“You’re the reason you’re fat.” Yep, you read that right. “You’re the reason you’re overweight, unhealthy, and not fit.” That, my dear friends, is the harsh reality that I had to come to understand today. I’m not talking about the person reading this; I’m talking about the writer writing this…me.
You see, for years I’ve been making excuses and placing blame elsewhere. For approximately 11 years, since my oldest is 11, I have been blaming pregnancy for my weight issues. You know the typical “well, I had children, but I couldn’t lose the weight” excuses. My youngest is 7; I think that excuse has expired.
I blamed my thyroid. Evil medical tests proved that wasn’t an excuse.
The only time that I had a valid reason was when I injured my ankle, took a year before the military hospital would do the reconstructive surgery, and I had a long recovery time. Okay, that one was valid.
Finally, my latest set of excuses was that I am too busy. Sure I’m a military spouse, homeschooling mom, post-graduate student, work from home, tutor, and I value having my own personal time. Guess what? We are all busy. There are moms busier than me that still can do it all
and be an annoying Pinterest mom. Wait…I am one of those annoying Pinterest moms; scratch that out. (I inherited my crafting abilities from my mom and grandma.)
However, here’s the kicker, none of those excuses are the real cause of my weight issues. The real reason is me and the choices that I made. I did not have to eat the unhealthy food. I did not have to lay on the couch for an entire afternoon and binge-watch Gilmore Girls. (Sick days, it’s totally okay.) I did not have to order pizza or shortcut it through the drive-thru so often. I made those bad choices. Choice theory, developed by William Glasser-a renowned psychologist, encourages individuals to own their choices.
“Choice theory explains that, for all practical purposes, we choose everything we do, including the misery we feel. Other people can neither make us miserable nor make us happy. All we can get from them or give them is information. But by itself, information cannot make us do or feel anything. It goes into our brains where we process it and then decide what to do. As I explain in great detail in this book, we choose all our actions and thought, and indirectly, almost all our feelings and much of our physiology. As bad as you feel, much of what goes on in your body when you are in pain or sick is the indirect result of the actions and thoughts you choose or have chosen every day of your life” (Glasser, 1998, p. 3-4).
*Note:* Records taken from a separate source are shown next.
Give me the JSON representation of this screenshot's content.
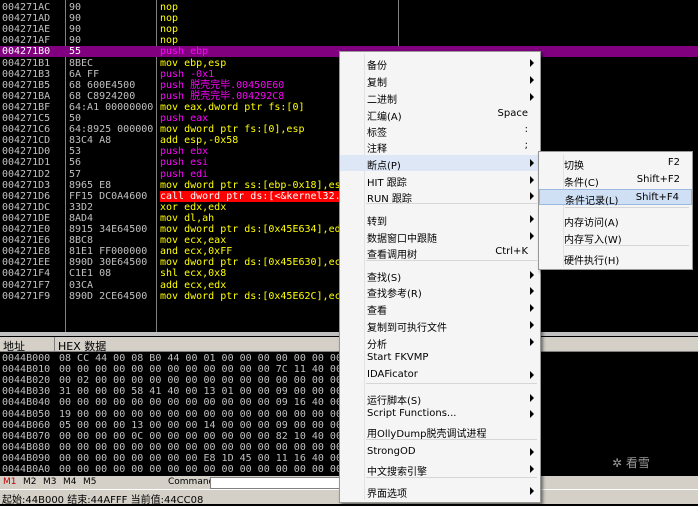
{
  "disasm": {
    "rows": [
      {
        "addr": "004271AC",
        "hex": "90",
        "asm": "nop",
        "kind": "nop"
      },
      {
        "addr": "004271AD",
        "hex": "90",
        "asm": "nop",
        "kind": "nop"
      },
      {
        "addr": "004271AE",
        "hex": "90",
        "asm": "nop",
        "kind": "nop"
      },
      {
        "addr": "004271AF",
        "hex": "90",
        "asm": "nop",
        "kind": "nop"
      },
      {
        "addr": "004271B0",
        "hex": "55",
        "asm": "push ebp",
        "kind": "push",
        "selected": true
      },
      {
        "addr": "004271B1",
        "hex": "8BEC",
        "asm": "mov ebp,esp",
        "kind": "mov"
      },
      {
        "addr": "004271B3",
        "hex": "6A FF",
        "asm": "push -0x1",
        "kind": "push"
      },
      {
        "addr": "004271B5",
        "hex": "68 600E4500",
        "asm": "push 脱壳完毕.00450E60",
        "kind": "push"
      },
      {
        "addr": "004271BA",
        "hex": "68 C8924200",
        "asm": "push 脱壳完毕.004292C8",
        "kind": "push"
      },
      {
        "addr": "004271BF",
        "hex": "64:A1 00000000",
        "asm": "mov eax,dword ptr fs:[0]",
        "kind": "mov"
      },
      {
        "addr": "004271C5",
        "hex": "50",
        "asm": "push eax",
        "kind": "push"
      },
      {
        "addr": "004271C6",
        "hex": "64:8925 000000",
        "asm": "mov dword ptr fs:[0],esp",
        "kind": "mov"
      },
      {
        "addr": "004271CD",
        "hex": "83C4 A8",
        "asm": "add esp,-0x58",
        "kind": "add"
      },
      {
        "addr": "004271D0",
        "hex": "53",
        "asm": "push ebx",
        "kind": "push"
      },
      {
        "addr": "004271D1",
        "hex": "56",
        "asm": "push esi",
        "kind": "push"
      },
      {
        "addr": "004271D2",
        "hex": "57",
        "asm": "push edi",
        "kind": "push"
      },
      {
        "addr": "004271D3",
        "hex": "8965 E8",
        "asm": "mov dword ptr ss:[ebp-0x18],esp",
        "kind": "mov"
      },
      {
        "addr": "004271D6",
        "hex": "FF15 DC0A4600",
        "asm": "call dword ptr ds:[<&kernel32.",
        "kind": "call"
      },
      {
        "addr": "004271DC",
        "hex": "33D2",
        "asm": "xor edx,edx",
        "kind": "xor"
      },
      {
        "addr": "004271DE",
        "hex": "8AD4",
        "asm": "mov dl,ah",
        "kind": "mov"
      },
      {
        "addr": "004271E0",
        "hex": "8915 34E64500",
        "asm": "mov dword ptr ds:[0x45E634],ed",
        "kind": "mov"
      },
      {
        "addr": "004271E6",
        "hex": "8BC8",
        "asm": "mov ecx,eax",
        "kind": "mov"
      },
      {
        "addr": "004271E8",
        "hex": "81E1 FF000000",
        "asm": "and ecx,0xFF",
        "kind": "mov"
      },
      {
        "addr": "004271EE",
        "hex": "890D 30E64500",
        "asm": "mov dword ptr ds:[0x45E630],ec",
        "kind": "mov"
      },
      {
        "addr": "004271F4",
        "hex": "C1E1 08",
        "asm": "shl ecx,0x8",
        "kind": "shl"
      },
      {
        "addr": "004271F7",
        "hex": "03CA",
        "asm": "add ecx,edx",
        "kind": "add"
      },
      {
        "addr": "004271F9",
        "hex": "890D 2CE64500",
        "asm": "mov dword ptr ds:[0x45E62C],ec",
        "kind": "mov"
      }
    ]
  },
  "hex": {
    "header_addr": "地址",
    "header_data": "HEX 数据",
    "rows": [
      {
        "addr": "0044B000",
        "data": "08 CC 44 00 08 B0 44 00 01 00 00 00 00 00 00 00"
      },
      {
        "addr": "0044B010",
        "data": "00 00 00 00 00 00 00 00 00 00 00 00 7C 11 40 00"
      },
      {
        "addr": "0044B020",
        "data": "00 02 00 00 00 00 00 00 00 00 00 00 00 00 00 00"
      },
      {
        "addr": "0044B030",
        "data": "31 00 00 00 58 41 40 00 13 01 00 00 09 00 00 00"
      },
      {
        "addr": "0044B040",
        "data": "00 00 00 00 00 00 00 00 00 00 00 00 09 16 40 00"
      },
      {
        "addr": "0044B050",
        "data": "19 00 00 00 00 00 00 00 00 00 00 00 00 00 00 00"
      },
      {
        "addr": "0044B060",
        "data": "05 00 00 00 13 00 00 00 14 00 00 00 09 00 00 00"
      },
      {
        "addr": "0044B070",
        "data": "00 00 00 00 0C 00 00 00 00 00 00 00 82 10 40 00"
      },
      {
        "addr": "0044B080",
        "data": "00 00 00 00 00 00 00 00 00 00 00 00 00 00 00 00"
      },
      {
        "addr": "0044B090",
        "data": "00 00 00 00 00 00 00 00 E8 1D 45 00 11 16 40 00"
      },
      {
        "addr": "0044B0A0",
        "data": "00 00 00 00 00 00 00 00 00 00 00 00 00 00 00 00"
      }
    ]
  },
  "cmdbar": {
    "tabs": [
      "M1",
      "M2",
      "M3",
      "M4",
      "M5"
    ],
    "command_label": "Command:",
    "command_value": ""
  },
  "status": {
    "text": "起始:44B000 结束:44AFFF 当前值:44CC08"
  },
  "watermark": "看雪",
  "context_menu": {
    "items": [
      {
        "label": "备份",
        "arrow": true
      },
      {
        "label": "复制",
        "arrow": true
      },
      {
        "label": "二进制",
        "arrow": true
      },
      {
        "label": "汇编(A)",
        "shortcut": "Space"
      },
      {
        "label": "标签",
        "shortcut": ":"
      },
      {
        "label": "注释",
        "shortcut": ";"
      },
      {
        "label": "断点(P)",
        "arrow": true,
        "highlighted": true
      },
      {
        "label": "HIT 跟踪",
        "arrow": true
      },
      {
        "label": "RUN 跟踪",
        "arrow": true
      },
      {
        "label": "转到",
        "arrow": true
      },
      {
        "label": "数据窗口中跟随",
        "arrow": true
      },
      {
        "label": "查看调用树",
        "shortcut": "Ctrl+K"
      },
      {
        "label": "查找(S)",
        "arrow": true
      },
      {
        "label": "查找参考(R)",
        "arrow": true
      },
      {
        "label": "查看",
        "arrow": true
      },
      {
        "label": "复制到可执行文件",
        "arrow": true
      },
      {
        "label": "分析",
        "arrow": true
      },
      {
        "label": "Start FKVMP"
      },
      {
        "label": "IDAFicator",
        "arrow": true
      },
      {
        "label": "运行脚本(S)",
        "arrow": true
      },
      {
        "label": "Script Functions...",
        "arrow": true
      },
      {
        "label": "用OllyDump脱壳调试进程"
      },
      {
        "label": "StrongOD",
        "arrow": true
      },
      {
        "label": "中文搜索引擎",
        "arrow": true
      },
      {
        "label": "界面选项",
        "arrow": true
      }
    ]
  },
  "breakpoint_submenu": {
    "items": [
      {
        "label": "切换",
        "shortcut": "F2"
      },
      {
        "label": "条件(C)",
        "shortcut": "Shift+F2"
      },
      {
        "label": "条件记录(L)",
        "shortcut": "Shift+F4",
        "highlighted": true
      },
      {
        "label": "内存访问(A)"
      },
      {
        "label": "内存写入(W)"
      },
      {
        "label": "硬件执行(H)"
      }
    ]
  }
}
Medicine supports this. If you eat bad food, you will get sick, unhealthy, and the weight will increase. The media is packed full of mixed messages “be healthy” vs. “don’t body shame.” I would be the last person to “fat shame” someone. This is not about me getting skinny or telling others to be skinny. It’s about being healthy. I am very much aware that family heritage and genetics play a vital role in body build. Go to your doctor and find out where you are physically inside and out. (My doctor gave me an unpleasant look.) Medicine tells us that excess fat on the body is linked to a host of health issues. I want each person to live a long and vibrant life.
Sadly, I have seen the health problems associated with weight and poor diet in my own family. I want to cry, yell, and scream about the fact that many issues with my family members could have been prevented if only they had changed when the doctor told them to change. I know my dad will die from bad lifestyle choices that lead to obesity and caused many health problems. I have watched the strong man who raised me, taught me to be independent, and was my champion for gender equality* become sick and slowly deteriorate. I don’t want that for anyone. I also know the feeling of being ashamed of photos of me because I’ve got a little extra padding. I’ve learned the art of selfie angles. I make excuses for being too busy each year to avoid taking family photos. I have cheated my family out of six years of family photos because of my insecurities.
*He always said, “If a boy can do it, you can do it and do it better.
I could go on, but the point is I finally reach a breaking point. I had hit this point before, but there was nothing there to empower me. I’ve used groups before, and they work. But I needed something that I could anchor around my choices; I happened upon Choice Theory because my dissertation (working on my doctorate in education) involves choices parents make in education. I still use support and accountability groups on Facebook, DietBet, and My Fitness Pal. These are helpful in weight loss and lifestyle goals. I have started to follow fitness experts and trainers on social media. I search Pinterest for motivational quotes like the one below. I have a pair of medium Wonder Woman leggings that I hope to be able to fit in by my birthday as a goal. I am hypothesizing that I have my formula for losing the weight: breaking point + empowerment + goal = weight loss.
See I am the reason I am fat/overweight/unhealthy, but I will also be the reason I will get fit and healthy.